When asked what the status of talks between Canada and the EU are, a spokesperson at the Mission of Canada to the European Union said: ‘Currently Canada [is] in negotiations on closer cooperation under the Horizon Europe framework programme. Updates can be shared solely once all [negotiations] have concluded, likely later this year.’
Everybody wants to rule the world
The European Commission has made plain its ambition for Horizon Europe to become a global research and innovation programme. In its International Cooperation Strategy, the Commission has said: ‘International Cooperation in research and innovation is a strategic priority.’ Amongst other things it will enable ‘access to the latest knowledge and best talent worldwide,’ as well as allow for greater ‘science diplomacy.’ Countries where formal negotiations for association to Horizon Europe have been concluded include Albania, Bosnia, Iceland, Norway, and Ukraine.
‘Multilateral research and innovation initiatives are the most effective way to tackle challenges facing our world – climate, health, food, energy, and water – that are global by nature. Working together to reduce the global burden, pools resources and achieves greater impact,’ the Commission said.
There is no doubt that the UK’s science and businesses communities are frustrated with the situation on the UK’s access to what is seen as the global flagship science programme. Speaking at the UK Parliament Horizon Europe debate the Secretary of State for Science and Technology said: We have continued to support the [science] sector, with more than £1.5 billion of the Horizon guarantee. ‘We have done that to ensure that there is no loss of funding for the UK science sector. I think it is far more important to speak directly to researchers, businesses, and taxpayers about our commitment to getting the right deal than to engage in party politics here.’
The Pioneer programme – a back-up to Horizon Europe – is planned for UK science. However, while contingencies are welcomed, much of the UK’s science community would prefer association.
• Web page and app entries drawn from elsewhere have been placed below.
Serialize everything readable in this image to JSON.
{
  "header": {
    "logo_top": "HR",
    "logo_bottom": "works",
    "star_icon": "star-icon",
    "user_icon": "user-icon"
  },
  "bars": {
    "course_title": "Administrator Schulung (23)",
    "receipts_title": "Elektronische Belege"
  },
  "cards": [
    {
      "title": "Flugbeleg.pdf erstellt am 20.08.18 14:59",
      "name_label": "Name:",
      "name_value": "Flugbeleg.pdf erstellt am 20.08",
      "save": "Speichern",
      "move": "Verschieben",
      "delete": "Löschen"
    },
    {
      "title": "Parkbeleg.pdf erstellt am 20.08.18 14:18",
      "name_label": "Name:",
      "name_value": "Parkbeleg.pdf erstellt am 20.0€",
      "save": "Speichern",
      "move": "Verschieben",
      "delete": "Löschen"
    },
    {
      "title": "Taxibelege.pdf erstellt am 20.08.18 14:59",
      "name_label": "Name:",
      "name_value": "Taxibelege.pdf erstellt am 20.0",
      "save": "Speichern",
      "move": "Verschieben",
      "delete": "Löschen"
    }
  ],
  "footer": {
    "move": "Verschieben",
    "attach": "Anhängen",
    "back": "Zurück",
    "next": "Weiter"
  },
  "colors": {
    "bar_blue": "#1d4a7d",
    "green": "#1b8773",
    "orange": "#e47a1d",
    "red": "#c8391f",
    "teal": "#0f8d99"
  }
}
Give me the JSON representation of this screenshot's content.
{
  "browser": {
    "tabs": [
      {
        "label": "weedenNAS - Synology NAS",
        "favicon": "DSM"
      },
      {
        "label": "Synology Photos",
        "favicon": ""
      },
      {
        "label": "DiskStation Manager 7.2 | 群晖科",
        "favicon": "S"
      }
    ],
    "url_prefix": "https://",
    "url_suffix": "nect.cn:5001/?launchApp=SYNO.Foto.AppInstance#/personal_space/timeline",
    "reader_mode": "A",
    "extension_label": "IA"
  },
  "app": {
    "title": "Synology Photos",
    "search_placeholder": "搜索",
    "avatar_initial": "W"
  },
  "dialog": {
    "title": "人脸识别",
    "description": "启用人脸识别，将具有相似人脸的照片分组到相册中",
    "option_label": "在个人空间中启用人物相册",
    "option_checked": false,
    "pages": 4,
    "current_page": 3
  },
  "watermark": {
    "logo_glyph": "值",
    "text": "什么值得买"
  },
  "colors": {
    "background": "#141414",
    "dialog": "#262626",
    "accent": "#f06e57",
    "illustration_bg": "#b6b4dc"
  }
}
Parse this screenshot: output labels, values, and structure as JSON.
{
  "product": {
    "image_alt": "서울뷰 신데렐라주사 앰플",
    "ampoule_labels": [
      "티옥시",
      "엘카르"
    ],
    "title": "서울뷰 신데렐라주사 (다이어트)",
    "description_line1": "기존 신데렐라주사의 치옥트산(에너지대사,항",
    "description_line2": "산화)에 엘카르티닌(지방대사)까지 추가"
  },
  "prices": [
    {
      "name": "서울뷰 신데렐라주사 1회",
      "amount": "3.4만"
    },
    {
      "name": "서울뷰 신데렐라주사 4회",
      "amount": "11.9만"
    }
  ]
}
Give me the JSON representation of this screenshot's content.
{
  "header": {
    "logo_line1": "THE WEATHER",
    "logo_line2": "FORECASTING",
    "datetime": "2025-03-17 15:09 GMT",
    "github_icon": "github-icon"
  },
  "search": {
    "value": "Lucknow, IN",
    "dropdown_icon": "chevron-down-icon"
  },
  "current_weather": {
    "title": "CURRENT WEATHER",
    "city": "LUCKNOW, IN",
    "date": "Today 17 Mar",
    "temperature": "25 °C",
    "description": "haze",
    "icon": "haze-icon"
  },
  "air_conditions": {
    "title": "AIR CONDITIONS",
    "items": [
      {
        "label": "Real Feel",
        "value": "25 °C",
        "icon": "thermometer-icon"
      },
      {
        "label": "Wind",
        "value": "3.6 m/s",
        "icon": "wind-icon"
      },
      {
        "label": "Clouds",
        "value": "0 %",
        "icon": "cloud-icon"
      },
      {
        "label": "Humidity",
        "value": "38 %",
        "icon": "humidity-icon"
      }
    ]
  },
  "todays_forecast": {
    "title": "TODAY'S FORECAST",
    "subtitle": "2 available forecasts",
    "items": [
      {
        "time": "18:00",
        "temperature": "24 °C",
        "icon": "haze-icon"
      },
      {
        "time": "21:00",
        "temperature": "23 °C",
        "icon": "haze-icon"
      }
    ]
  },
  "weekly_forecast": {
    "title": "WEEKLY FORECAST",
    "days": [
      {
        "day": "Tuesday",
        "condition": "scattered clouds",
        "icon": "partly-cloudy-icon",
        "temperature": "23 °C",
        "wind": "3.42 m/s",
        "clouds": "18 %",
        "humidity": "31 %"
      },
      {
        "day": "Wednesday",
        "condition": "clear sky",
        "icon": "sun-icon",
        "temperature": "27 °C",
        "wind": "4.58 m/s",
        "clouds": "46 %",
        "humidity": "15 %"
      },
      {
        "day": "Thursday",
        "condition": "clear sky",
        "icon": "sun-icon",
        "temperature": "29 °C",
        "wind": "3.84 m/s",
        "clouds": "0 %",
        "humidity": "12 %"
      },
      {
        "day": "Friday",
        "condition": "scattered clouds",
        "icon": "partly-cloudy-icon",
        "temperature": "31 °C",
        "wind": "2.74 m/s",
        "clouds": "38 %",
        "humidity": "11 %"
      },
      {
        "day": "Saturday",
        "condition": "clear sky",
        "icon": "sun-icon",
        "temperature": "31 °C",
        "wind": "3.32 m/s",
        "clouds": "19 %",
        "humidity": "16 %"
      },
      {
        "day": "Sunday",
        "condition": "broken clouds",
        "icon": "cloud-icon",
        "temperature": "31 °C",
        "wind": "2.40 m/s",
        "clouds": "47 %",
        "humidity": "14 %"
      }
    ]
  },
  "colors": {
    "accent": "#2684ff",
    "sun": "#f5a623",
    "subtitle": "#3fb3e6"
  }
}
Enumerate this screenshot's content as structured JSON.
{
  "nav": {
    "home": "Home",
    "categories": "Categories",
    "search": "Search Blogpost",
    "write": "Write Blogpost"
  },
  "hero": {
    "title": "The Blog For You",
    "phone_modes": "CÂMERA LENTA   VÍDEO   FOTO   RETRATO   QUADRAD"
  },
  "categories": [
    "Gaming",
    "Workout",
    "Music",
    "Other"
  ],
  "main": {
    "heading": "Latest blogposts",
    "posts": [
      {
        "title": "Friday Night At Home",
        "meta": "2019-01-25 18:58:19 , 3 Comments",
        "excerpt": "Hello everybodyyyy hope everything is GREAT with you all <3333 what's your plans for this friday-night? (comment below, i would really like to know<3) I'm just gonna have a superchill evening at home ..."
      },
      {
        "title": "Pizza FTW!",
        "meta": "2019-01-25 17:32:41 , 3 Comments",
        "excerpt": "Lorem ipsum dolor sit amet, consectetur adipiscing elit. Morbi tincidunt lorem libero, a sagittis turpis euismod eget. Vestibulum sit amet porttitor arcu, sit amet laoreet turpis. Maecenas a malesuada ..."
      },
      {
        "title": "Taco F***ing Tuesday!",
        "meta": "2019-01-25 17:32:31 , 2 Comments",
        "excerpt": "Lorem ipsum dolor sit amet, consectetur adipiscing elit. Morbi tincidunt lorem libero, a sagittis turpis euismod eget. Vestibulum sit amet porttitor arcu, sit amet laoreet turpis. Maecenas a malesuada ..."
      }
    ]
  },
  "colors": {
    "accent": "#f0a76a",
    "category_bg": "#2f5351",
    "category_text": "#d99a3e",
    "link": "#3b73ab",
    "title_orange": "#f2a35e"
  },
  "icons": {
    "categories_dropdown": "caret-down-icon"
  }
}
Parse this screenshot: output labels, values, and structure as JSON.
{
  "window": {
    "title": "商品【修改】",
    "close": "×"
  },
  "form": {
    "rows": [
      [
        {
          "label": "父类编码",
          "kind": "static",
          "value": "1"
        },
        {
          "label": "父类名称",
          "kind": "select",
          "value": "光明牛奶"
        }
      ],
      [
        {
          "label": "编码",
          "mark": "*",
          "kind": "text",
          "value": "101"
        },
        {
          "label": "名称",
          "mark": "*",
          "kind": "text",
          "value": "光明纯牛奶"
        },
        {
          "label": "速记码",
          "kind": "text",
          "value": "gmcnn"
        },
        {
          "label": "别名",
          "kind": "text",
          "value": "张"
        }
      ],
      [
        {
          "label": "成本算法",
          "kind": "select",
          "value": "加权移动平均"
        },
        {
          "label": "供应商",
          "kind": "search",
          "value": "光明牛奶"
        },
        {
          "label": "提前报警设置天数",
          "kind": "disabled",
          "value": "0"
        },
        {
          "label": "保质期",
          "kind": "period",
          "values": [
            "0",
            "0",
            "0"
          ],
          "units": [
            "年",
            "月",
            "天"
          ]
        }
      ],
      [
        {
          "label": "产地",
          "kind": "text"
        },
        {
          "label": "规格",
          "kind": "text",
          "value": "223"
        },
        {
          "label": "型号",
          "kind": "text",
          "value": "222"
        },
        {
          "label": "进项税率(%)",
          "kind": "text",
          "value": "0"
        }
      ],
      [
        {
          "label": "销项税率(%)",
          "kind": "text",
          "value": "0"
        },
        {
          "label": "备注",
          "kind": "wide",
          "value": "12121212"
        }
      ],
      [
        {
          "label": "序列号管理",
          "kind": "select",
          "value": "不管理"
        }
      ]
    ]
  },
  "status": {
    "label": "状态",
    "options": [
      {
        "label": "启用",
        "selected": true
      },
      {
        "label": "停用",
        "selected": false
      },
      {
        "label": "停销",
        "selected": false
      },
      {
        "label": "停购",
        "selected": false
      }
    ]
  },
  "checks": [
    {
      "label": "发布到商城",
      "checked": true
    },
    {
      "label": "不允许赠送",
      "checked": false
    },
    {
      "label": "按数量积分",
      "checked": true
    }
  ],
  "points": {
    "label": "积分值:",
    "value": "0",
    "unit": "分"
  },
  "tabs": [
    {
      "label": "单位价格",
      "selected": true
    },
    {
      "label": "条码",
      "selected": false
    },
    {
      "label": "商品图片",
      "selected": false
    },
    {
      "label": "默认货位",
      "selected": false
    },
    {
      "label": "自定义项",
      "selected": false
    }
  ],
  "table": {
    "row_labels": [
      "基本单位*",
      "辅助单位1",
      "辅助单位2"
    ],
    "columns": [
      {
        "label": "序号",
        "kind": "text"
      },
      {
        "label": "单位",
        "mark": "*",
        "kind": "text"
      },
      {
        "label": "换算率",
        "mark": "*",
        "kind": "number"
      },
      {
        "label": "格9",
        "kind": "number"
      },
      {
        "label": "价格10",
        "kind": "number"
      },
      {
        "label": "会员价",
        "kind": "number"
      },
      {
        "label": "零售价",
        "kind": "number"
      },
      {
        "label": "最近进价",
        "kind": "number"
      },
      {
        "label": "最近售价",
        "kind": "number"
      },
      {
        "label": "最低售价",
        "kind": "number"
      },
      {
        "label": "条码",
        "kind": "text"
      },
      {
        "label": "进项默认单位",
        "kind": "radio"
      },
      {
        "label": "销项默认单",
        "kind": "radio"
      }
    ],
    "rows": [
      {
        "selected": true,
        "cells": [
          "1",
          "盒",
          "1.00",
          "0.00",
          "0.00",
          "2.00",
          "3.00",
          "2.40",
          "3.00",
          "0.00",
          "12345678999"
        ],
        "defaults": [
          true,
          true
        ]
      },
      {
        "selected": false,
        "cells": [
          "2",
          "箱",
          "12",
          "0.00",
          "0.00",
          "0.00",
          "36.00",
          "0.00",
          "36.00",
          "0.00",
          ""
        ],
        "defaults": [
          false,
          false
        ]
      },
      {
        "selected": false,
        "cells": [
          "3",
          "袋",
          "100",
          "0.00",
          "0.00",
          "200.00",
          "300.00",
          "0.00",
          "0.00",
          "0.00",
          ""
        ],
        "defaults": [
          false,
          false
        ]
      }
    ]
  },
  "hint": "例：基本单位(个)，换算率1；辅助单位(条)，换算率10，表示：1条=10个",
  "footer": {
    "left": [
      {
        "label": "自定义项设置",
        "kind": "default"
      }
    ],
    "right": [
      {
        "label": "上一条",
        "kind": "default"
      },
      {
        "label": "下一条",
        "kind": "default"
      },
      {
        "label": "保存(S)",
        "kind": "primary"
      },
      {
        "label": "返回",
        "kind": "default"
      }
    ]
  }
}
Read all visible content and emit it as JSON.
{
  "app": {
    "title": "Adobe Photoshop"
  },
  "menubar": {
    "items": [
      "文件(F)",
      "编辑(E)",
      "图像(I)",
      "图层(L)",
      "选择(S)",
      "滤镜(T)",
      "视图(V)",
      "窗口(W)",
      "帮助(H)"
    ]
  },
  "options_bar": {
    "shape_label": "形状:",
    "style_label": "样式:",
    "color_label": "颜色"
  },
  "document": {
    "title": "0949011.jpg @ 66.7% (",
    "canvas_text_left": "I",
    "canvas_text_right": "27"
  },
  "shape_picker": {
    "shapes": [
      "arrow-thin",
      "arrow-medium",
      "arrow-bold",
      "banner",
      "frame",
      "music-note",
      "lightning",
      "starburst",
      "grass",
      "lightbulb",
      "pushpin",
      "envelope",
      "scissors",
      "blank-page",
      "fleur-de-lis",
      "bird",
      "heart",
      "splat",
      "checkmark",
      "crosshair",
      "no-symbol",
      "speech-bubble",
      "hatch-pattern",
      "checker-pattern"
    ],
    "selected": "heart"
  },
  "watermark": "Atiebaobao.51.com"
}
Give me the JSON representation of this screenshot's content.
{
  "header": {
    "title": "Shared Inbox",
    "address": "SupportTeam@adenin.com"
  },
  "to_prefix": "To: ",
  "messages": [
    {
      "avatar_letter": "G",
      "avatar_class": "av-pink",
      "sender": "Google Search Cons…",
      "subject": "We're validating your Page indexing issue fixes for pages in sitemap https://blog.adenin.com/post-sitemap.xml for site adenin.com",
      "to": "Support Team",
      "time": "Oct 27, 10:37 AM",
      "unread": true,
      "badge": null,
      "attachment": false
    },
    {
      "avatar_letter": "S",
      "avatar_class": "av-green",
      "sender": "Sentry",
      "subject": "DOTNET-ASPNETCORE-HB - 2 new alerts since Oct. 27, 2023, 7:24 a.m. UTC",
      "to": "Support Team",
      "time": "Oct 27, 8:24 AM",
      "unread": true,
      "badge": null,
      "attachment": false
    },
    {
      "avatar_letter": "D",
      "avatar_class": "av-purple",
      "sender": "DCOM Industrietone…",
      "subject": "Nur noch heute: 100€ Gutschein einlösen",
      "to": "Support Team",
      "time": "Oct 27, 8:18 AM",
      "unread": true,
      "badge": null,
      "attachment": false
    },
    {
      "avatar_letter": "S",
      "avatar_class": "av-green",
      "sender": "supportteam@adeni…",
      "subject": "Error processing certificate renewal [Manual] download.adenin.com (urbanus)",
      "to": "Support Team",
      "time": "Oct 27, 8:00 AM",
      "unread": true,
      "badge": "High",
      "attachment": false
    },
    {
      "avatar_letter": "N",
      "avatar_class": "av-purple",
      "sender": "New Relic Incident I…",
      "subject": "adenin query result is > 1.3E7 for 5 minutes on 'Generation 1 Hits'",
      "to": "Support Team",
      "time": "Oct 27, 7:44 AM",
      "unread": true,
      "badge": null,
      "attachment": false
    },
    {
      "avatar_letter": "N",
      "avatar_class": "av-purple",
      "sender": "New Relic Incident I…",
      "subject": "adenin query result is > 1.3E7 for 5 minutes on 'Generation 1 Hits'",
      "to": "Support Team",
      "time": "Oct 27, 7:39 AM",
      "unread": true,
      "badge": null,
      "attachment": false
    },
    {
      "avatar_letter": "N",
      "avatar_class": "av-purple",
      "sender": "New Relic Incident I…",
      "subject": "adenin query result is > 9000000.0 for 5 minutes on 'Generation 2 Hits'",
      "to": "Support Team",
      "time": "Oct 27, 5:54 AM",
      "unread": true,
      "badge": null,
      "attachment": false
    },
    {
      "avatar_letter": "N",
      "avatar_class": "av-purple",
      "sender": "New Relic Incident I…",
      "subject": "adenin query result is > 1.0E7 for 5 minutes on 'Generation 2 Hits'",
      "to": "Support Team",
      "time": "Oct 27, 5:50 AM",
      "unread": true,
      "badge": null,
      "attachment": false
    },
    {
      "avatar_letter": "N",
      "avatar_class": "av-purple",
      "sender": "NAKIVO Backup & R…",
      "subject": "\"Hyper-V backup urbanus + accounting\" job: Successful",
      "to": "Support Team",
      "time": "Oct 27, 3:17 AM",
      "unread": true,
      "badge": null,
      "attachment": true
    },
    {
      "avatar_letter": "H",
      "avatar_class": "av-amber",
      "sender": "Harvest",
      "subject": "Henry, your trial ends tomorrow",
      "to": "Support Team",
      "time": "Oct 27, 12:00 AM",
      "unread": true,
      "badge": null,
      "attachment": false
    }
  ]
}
Will the ‘right deal’ allow the UK to realise its ambition to become a science superpower? Outside of what is fast becoming the world’s largest science club, that ambition would be quite a task.